>>>

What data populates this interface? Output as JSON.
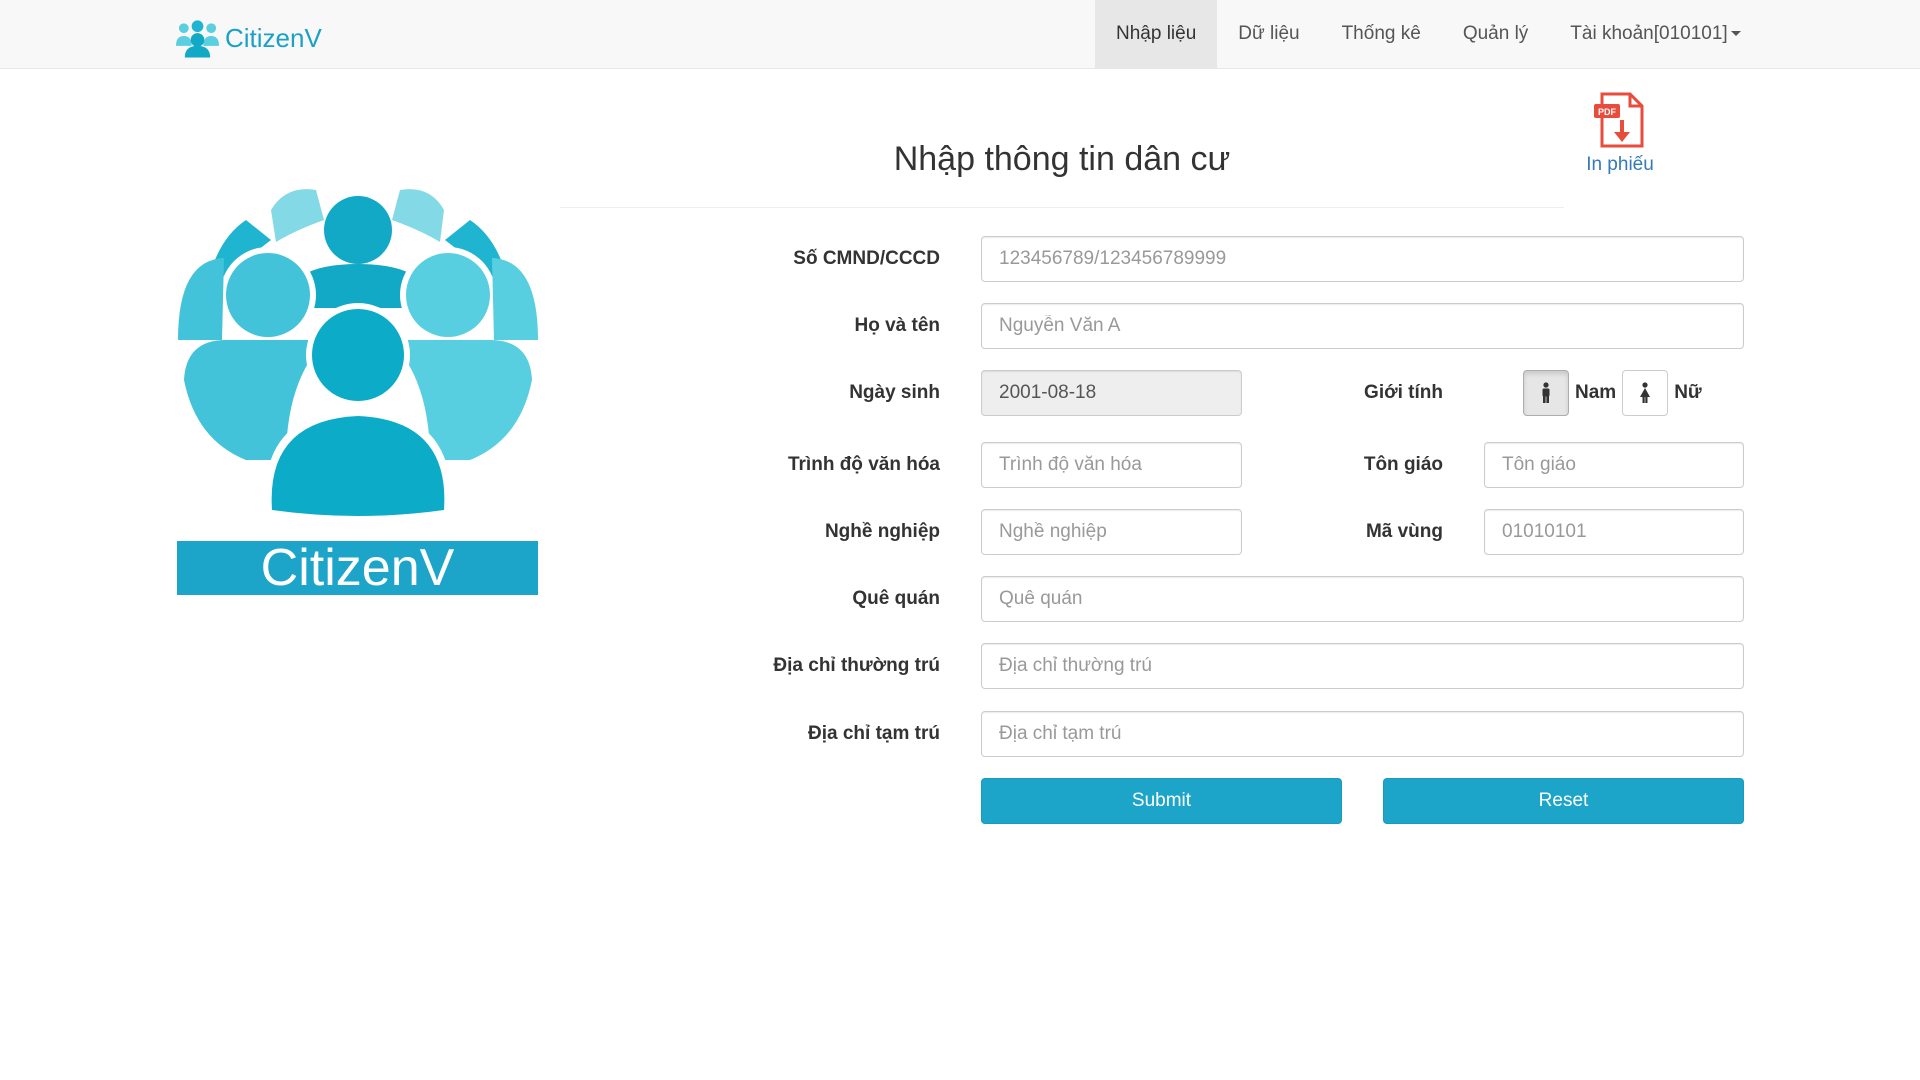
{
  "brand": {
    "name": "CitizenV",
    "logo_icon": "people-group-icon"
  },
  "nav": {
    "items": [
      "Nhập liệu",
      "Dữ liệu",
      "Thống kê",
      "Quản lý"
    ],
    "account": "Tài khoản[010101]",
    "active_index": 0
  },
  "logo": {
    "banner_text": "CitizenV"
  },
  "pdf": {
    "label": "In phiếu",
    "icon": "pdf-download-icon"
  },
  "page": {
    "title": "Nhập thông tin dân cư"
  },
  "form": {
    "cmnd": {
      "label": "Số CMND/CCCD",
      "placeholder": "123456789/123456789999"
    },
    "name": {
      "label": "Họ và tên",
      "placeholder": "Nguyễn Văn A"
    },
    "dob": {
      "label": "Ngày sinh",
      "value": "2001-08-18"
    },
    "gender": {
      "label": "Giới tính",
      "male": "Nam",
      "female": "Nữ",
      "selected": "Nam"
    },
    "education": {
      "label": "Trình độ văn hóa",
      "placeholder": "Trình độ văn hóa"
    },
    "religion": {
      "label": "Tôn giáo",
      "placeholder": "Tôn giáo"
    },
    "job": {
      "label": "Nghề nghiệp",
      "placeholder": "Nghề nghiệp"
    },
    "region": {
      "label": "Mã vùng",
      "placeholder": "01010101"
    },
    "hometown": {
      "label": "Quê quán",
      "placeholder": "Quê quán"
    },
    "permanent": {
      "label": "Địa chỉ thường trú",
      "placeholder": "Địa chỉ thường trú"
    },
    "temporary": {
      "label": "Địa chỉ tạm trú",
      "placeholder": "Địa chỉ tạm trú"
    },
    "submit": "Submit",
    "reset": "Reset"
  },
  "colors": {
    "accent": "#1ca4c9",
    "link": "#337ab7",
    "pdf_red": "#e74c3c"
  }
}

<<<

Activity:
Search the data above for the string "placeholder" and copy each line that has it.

The completed task:
      "placeholder": "123456789/123456789999"
      "placeholder": "Nguyễn Văn A"
      "placeholder": "Trình độ văn hóa"
      "placeholder": "Tôn giáo"
      "placeholder": "Nghề nghiệp"
      "placeholder": "01010101"
      "placeholder": "Quê quán"
      "placeholder": "Địa chỉ thường trú"
      "placeholder": "Địa chỉ tạm trú"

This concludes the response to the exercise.